And, the state politicians, if they are hostile to the idea, have 6 months to alter the voting rules to require, say, a different length of residency, aren’t they?

It has happened in the UK. Dame Shirley Porter was convicted of “gerrymandering” the Westminster Council between 1986 and 1988.

Gerrymandering is not quite accurate as they not merely changing the boundaries they were attempting to change the electorate.

As I said, it’s an expensive proposition - so using the government’s money and assets instead is a more productive procedure. The trick is to avoid the law of unintended consequences, and be careful where the displaced electorate goes.

In Dunn v Blumstein, the SCOTUS ruled that any requirement over 30 days would violate the Equal Protection clause.

Example Numero Uno: The forced relocations after Hurricane Katrina.

My dad always claimed that that was how Torrance (CA) was able to annex the Lomita Airport after WWII. Something about setting up a bunch of trailers.

He always did have a weakness for government related CTs, though, so it could have been just an angry rumor.

It’s also open to attack advertising by the other party to increase turnout among their voters. “Stand up to outside money by going to the polls,” etc.

There’s also no guarantee that people moved in this way would actually vote the way their employer hoped.

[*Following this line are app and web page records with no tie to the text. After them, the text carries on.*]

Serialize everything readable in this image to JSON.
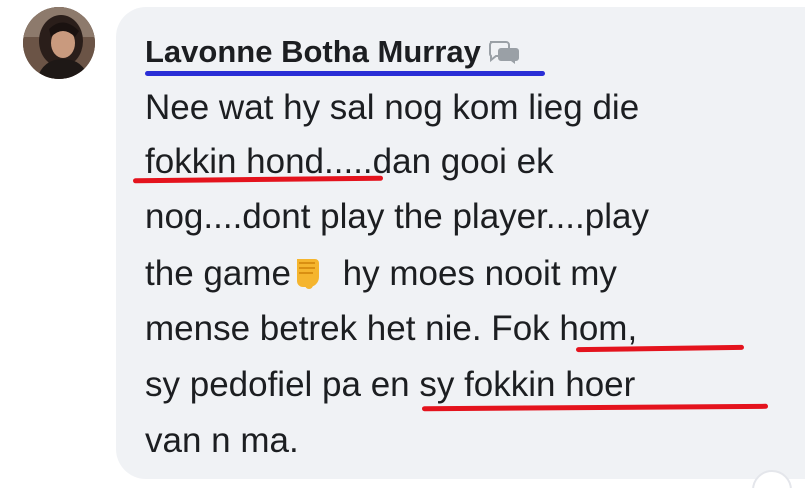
{
  "comment": {
    "author": "Lavonne Botha Murray",
    "lines": [
      "Nee wat hy sal nog kom lieg die",
      "fokkin hond.....dan gooi ek",
      "nog....dont play the player....play",
      "the game",
      " hy moes nooit my",
      "mense betrek het nie. Fok hom,",
      "sy pedofiel pa en sy fokkin hoer",
      "van n ma."
    ]
  },
  "icons": {
    "avatar": "avatar-photo",
    "author_badge": "chat-bubbles-icon",
    "emoji": "backhand-index-pointing-down-icon",
    "corner": "reaction-badge"
  },
  "colors": {
    "bubble": "#f0f2f5",
    "text": "#1c1e21",
    "annotation_blue": "#2a2ed6",
    "annotation_red": "#e4131d"
  }
}
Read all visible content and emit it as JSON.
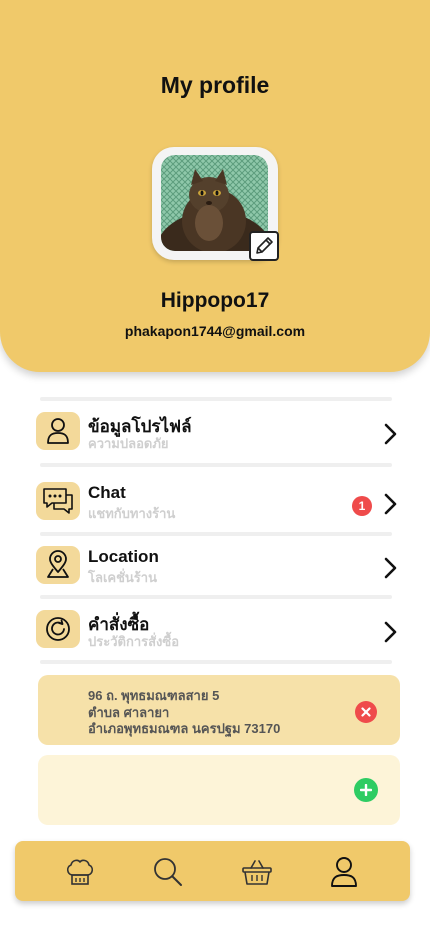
{
  "header": {
    "title": "My profile",
    "username": "Hippopo17",
    "email": "phakapon1744@gmail.com"
  },
  "menu": {
    "items": [
      {
        "title": "ข้อมูลโปรไฟล์",
        "subtitle": "ความปลอดภัย",
        "icon": "user-icon"
      },
      {
        "title": "Chat",
        "subtitle": "แชทกับทางร้าน",
        "icon": "chat-bubble-icon",
        "badge": "1"
      },
      {
        "title": "Location",
        "subtitle": "โลเคชั่นร้าน",
        "icon": "map-pin-icon"
      },
      {
        "title": "คำสั่งซื้อ",
        "subtitle": "ประวัติการสั่งซื้อ",
        "icon": "history-icon"
      }
    ]
  },
  "address": {
    "line1": "96 ถ. พุทธมณฑลสาย 5",
    "line2": "ตำบล  ศาลายา",
    "line3": "อำเภอพุทธมณฑล นครปฐม 73170"
  },
  "bottom_nav": [
    "chef-hat-icon",
    "search-icon",
    "basket-icon",
    "user-icon"
  ],
  "colors": {
    "primary": "#f0c96a",
    "icon_bg": "#f3d99a",
    "address_bg": "#f6e1a9",
    "add_bg": "#fdf4d8",
    "danger": "#ef4b4b",
    "success": "#2ecc63"
  }
}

Way before Shirley Porter, it was said that a substantial motive behind the then London County Council’s massive public housing programme was to move potential Labour voters into Conservative constituencies and its leader Herbert Morrison said “We’ll build them out”. Didn’t entirely work.

Human nature being what it is; if you move people into a better environment, they get better jobs, and their kids go to better schools, their politics begin to move to the right.

I’m not saying that this would be effective – it would actually be terribly expensive, and nowhere close to guaranteed.

But it could undermine confidence in the electoral college, especially if it weren’t hidden. If some SuperPAC openly advertises some sort of personal gain in exchange for moving to certain swing districts and states, that might spur some change in opinion about the electoral college.

It would be expensive to do it in that fashion.

Paying people to just live p there, especially if you are looking to do it for more than just one election cycle is going to be very costly.

What you could do instead is to actually create a community. You may have the call center as a primary source of income for the town, especially if you use it for non-political stuff in between elections. If you could bring in some other industries to support the local economy, even better. But point is, the community have its own economy, even the very wealthy would not be able to just pay to keep a town running.

Put it right around here, and with only a few hundred thousand residents, and a bit of sprawling, you can pick up not just some presidential votes, but house and senate votes for 3 states. If the metropolis gets big enough to extend north a couple dozen miles, you can pick up ND too.

A version of this was tried in Wasco County, Oregon once…and residents saw red.

Doesn’t sound illegal, but then again I am no lawyer. But even many billions of dollars spent this way might only budge the Electoral College by one EV or two.

I’d actually been musing this very topic yesterday and today. Seems that the Democratic Party ought to move as many Democrats out of states like Texas as possible, and flood them into lowly populated red states like Wyoming, North Dakota, Alaska, etc. That way they reduce Texas’ electoral votes (maybe from 38 EVs down to 24,) and also pick up perhaps a couple dozen EVs in the process, and maybe gain 5-6 Senators.

Republicans in California and New York ought to move en masse to places like Delaware, New Hampshire, New Mexico, Nevada etc. and in the process reduce California and New York’s EVs from 55 and 29 down to maybe 32 and 17, and also pick up several dozen EVs and maybe 5-6 more Senators.

This sounds like a computer game. I kinda think there might be some small real world complications.

It’s not quite the same thing, but Walt Disney World in Florida basically controls the local governments of the land it sits on.